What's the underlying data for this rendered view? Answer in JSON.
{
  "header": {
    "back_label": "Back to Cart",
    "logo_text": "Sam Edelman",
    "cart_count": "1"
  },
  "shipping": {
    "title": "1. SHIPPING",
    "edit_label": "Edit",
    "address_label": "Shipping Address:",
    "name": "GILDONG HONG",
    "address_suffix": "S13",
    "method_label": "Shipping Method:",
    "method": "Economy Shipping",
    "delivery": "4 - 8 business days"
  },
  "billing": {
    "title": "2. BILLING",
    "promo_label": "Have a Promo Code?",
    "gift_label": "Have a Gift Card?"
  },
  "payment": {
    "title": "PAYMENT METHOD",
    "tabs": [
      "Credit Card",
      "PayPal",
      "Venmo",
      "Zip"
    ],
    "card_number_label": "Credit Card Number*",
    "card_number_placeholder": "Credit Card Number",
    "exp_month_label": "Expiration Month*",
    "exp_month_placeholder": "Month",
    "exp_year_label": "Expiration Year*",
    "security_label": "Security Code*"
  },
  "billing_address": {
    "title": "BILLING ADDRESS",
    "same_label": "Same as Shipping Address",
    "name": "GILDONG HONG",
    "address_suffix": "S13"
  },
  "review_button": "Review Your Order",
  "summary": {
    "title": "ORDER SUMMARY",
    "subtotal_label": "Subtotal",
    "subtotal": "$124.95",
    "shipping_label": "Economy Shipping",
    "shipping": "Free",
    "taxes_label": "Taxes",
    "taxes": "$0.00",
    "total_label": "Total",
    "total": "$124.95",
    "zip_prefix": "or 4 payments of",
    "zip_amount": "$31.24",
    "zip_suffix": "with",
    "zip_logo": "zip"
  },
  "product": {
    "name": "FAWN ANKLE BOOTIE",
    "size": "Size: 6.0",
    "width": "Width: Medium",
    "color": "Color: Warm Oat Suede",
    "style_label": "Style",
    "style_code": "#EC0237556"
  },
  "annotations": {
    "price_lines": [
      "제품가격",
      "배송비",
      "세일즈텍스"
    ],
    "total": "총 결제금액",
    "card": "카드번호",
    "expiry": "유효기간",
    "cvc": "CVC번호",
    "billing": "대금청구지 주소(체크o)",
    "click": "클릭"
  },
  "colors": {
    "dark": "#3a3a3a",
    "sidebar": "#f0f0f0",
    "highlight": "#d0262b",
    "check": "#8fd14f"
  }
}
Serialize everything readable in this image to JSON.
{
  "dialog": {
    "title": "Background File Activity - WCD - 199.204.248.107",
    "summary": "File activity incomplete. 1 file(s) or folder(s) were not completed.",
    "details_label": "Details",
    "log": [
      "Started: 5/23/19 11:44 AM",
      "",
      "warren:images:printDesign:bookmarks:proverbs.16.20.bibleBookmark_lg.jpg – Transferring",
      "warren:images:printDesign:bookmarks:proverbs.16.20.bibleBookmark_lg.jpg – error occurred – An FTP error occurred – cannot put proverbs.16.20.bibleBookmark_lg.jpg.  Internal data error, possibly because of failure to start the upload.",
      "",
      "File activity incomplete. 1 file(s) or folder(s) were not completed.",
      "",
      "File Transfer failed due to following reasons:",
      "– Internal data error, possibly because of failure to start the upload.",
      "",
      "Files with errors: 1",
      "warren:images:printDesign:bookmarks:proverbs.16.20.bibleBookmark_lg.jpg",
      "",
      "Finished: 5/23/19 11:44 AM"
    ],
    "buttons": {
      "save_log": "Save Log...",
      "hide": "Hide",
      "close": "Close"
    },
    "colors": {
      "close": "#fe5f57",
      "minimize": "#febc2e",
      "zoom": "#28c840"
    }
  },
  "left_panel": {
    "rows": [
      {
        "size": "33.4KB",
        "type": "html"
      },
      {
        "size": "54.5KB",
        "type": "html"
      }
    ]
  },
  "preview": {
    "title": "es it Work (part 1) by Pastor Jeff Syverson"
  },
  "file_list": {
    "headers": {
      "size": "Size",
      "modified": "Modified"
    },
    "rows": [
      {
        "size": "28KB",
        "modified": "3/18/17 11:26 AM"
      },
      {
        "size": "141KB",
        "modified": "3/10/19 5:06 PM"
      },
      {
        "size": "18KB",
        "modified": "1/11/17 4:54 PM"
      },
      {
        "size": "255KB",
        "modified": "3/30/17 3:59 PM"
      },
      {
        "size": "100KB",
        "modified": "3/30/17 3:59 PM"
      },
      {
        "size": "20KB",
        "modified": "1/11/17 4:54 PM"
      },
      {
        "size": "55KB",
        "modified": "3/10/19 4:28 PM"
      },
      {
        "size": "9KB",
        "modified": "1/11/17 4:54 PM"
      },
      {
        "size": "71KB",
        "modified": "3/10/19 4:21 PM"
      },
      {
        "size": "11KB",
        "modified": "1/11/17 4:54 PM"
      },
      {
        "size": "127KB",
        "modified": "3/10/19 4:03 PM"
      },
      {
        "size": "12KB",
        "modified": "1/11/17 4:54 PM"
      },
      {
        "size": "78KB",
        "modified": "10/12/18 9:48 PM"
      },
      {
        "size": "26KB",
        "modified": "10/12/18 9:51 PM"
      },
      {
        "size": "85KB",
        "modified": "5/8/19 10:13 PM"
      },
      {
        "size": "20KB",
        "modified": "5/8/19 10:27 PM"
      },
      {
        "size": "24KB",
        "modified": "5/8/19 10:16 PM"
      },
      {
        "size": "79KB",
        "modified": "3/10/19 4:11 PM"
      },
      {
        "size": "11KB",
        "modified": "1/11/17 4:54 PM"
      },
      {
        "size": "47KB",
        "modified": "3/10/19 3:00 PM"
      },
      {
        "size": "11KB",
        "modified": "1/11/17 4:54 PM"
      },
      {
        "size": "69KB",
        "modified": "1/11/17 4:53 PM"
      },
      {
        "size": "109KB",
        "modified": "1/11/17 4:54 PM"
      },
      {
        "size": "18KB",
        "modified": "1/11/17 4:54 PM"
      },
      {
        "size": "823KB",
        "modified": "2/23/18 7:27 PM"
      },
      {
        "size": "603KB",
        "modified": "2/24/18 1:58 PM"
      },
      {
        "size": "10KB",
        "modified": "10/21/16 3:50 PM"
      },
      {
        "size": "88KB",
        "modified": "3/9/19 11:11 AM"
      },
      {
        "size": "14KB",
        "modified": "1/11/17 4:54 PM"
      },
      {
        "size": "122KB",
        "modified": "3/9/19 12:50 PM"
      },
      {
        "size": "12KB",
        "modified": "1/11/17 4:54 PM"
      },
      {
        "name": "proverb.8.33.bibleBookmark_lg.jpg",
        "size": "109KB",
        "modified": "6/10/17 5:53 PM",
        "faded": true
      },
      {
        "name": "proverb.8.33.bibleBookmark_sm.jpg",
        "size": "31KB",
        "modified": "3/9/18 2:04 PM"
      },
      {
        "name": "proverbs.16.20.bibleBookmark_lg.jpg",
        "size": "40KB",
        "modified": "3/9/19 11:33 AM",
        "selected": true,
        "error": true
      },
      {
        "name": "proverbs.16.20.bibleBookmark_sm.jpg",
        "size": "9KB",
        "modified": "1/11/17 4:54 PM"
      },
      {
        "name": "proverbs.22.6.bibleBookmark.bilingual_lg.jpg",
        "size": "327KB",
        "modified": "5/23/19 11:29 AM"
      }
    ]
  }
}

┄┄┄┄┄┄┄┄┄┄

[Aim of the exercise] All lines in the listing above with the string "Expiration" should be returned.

[Task solution]
    "exp_month_label": "Expiration Month*",
    "exp_year_label": "Expiration Year*",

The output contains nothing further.